### Task statement
Which lines of the records contain the word "Albania"? Show each of them.

### Stored data
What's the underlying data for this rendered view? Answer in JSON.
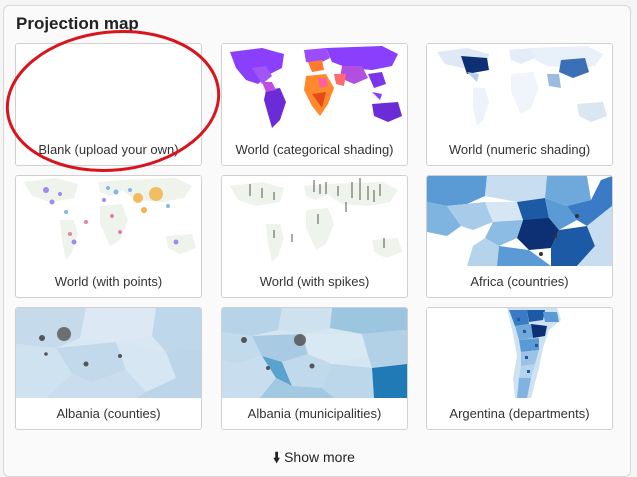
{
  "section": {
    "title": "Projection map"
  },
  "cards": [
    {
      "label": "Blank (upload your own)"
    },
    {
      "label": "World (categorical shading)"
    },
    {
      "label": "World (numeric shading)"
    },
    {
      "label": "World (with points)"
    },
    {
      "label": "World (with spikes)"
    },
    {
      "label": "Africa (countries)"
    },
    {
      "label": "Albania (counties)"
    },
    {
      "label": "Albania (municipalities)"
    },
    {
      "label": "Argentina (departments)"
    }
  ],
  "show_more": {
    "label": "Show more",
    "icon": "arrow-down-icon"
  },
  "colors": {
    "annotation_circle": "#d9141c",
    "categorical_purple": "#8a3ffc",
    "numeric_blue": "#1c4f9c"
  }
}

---

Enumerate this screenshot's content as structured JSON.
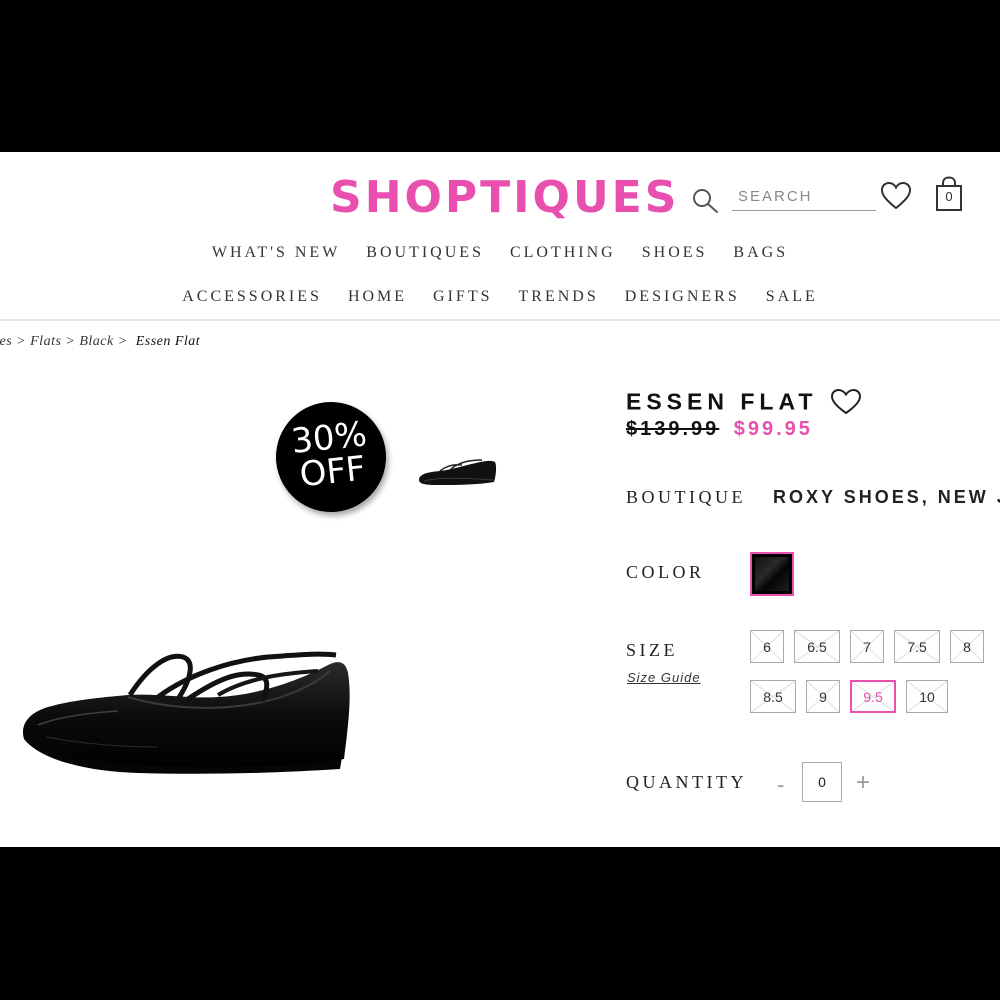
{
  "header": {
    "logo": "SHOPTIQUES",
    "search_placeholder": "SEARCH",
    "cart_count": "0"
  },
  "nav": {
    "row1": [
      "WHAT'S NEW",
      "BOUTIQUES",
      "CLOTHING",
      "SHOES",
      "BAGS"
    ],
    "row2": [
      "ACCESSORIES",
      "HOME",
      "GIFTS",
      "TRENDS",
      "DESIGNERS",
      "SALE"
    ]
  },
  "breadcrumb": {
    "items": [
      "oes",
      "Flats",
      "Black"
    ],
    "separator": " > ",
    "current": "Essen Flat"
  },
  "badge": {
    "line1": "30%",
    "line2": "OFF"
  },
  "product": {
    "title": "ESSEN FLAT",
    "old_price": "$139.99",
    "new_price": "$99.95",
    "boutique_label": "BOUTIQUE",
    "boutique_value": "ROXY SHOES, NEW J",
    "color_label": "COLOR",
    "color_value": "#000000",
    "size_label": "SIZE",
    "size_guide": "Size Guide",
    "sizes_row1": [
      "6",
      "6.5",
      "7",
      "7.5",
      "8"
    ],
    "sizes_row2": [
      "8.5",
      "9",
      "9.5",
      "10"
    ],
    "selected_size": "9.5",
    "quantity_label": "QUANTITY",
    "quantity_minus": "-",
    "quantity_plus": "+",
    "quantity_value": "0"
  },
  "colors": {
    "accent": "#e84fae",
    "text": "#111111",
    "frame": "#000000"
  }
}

### Answer area
      "label": "Albania (counties)"
      "label": "Albania (municipalities)"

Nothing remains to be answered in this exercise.